As the Chinese state media’s recent attack on Starbucks’ coffee pricing in China demonstrates, the business environment for a foreign company in the country can certainly be tricky. In order to analyze just what the obstacles are for international brands in China, the U.S.-China Business Council recently released a report listing the top 10 challenges for foreign businesses.
This list, which includes problems with cost, intellectual property, competition with Chinese companies, and uneven enforcement of laws is meant to cover a wide range of industries, but several items on the list ring uniquely true for luxury companies in particular. Below are four of the listed challenges that are particularly irksome to luxury brands:

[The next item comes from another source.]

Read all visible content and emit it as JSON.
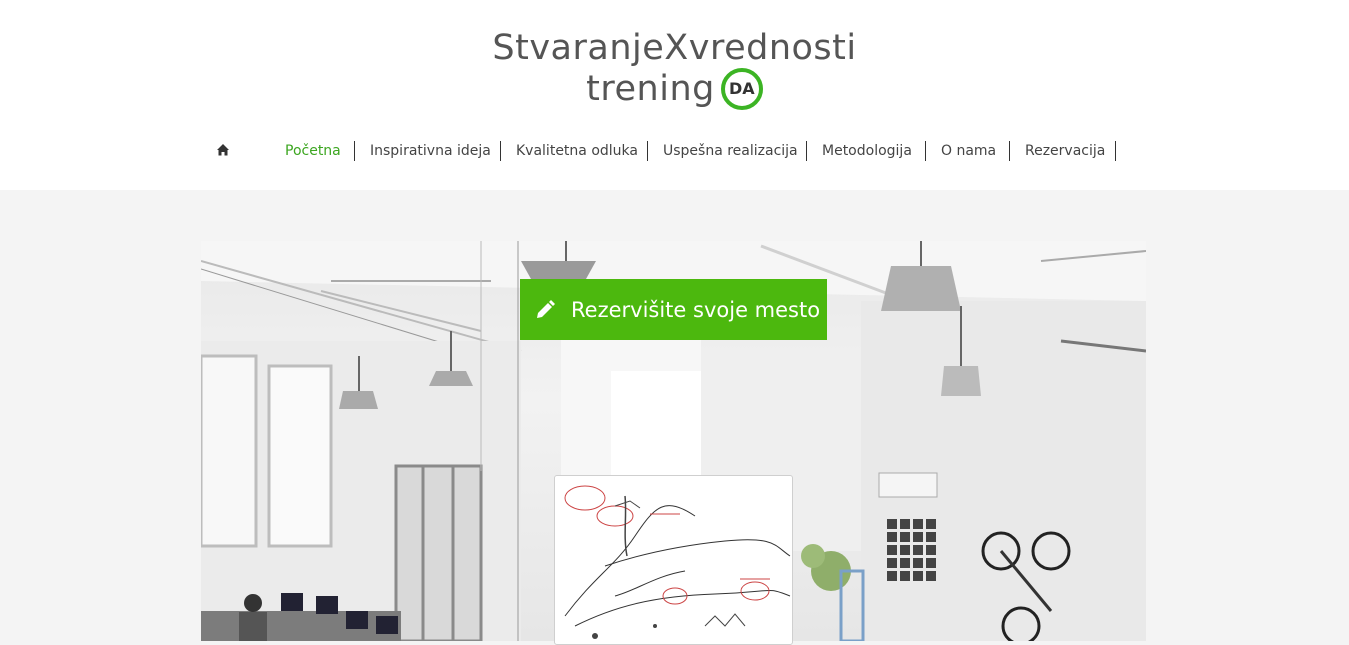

Intellectual property problems. From counterfeits to trademark trolls, intellectual property violations are a huge problem for luxury companies whose success relies on brand perception. When it comes to fakes, the bigger the brand, the more there are, and too many counterfeits can dilute its image. Recently, Louis Vuitton took a major step to counteract this problem by signing an agreement with Alibaba to crack down on the sale of fakes on Taobao. This business-to-business strategy was a smart move for LV, as the Chinese government doesn’t seem to be doing much about it: 58 percent of foreign business representatives surveyed said that the intellectual property situation for foreign companies in China has either “greatly deteriorated” or “remained unchanged.”
High costs. Currently, Chinese consumers only buy one third of their luxury products on the mainland, instead opting to travel to Hong Kong or abroad due to the fact that prices are around 40 percent more expensive at home. This is due in large part to the country’s tariffs, which are high when it comes to imported goods. With an affluent customer base, luxury brands have responded with various strategies aimed at giving its top spenders a customized, “VIP” experience to show that the price is worth it, such as a recent dinner hosted by Hublot which allowed some of its top buyers to meet with basketball star Kobe Bryant in Beijing. Brands are also working hard to court Chinese travelers buying goods abroad, and even fly high-spending customers to Hong Kong or Europe to take advantage of cheaper prices.
Finding qualified staff. According to the report, demand for qualified workers “continues to outstrip availability.” This problem, which is the third-largest challenge for foreign companies across the board, is especially acute for luxury brands trying to expand their stores into lower-tier cities. The quality of service at a brand’s stores is vitally important to its overall image, and it is currently difficult for companies to find staff in smaller cities that are able to represent the company at the same standard of service as in larger cities. This means companies may need to allow for more hiring time and make stronger investments in training if they want to be pioneers in China’s smaller, yet rapidly growing cities.
Protectionism. China’s state-run media often runs criticisms of foreign companies. Starbucks may be the latest brand to come under attack, but it isn’t the only one feeling the heat. Recent criticisms of Apple and foreign auto companies have also occurred this year, as have numerous reports of luxury brands reportedly selling defective goods and refusing to refund their customers in China. These issues put brands in a tricky situation, and Apple eventually decided to issue a vague apology as a result. However, bad PR campaigns by Chinese tend to be relatively unsuccessful at the moment, as the anti-Apple and Starbucks campaigns both caused extensive criticism of CCTV on Sina Weibo, and recent auto company attacks prompted users to simply say that Chinese models were worse.
In addition, one issue on the list that is not yet—but may soon be—a challenge for foreign luxury brands is competition with Chinese companies. As of yet, Chinese luxury brands such as fashion designers, automakers, and watchmakers have not been able to compete with foreign luxury giants, but this is likely to change as local talents continually rise. This doesn’t necessarily mean one will replace the other, but rather that luxury brands will have to market with a deep knowledge of Chinese culture and continuously adapt to changing tastes.
Visit Jing Daily’s reports page for more access to the latest research on the luxury industry in China.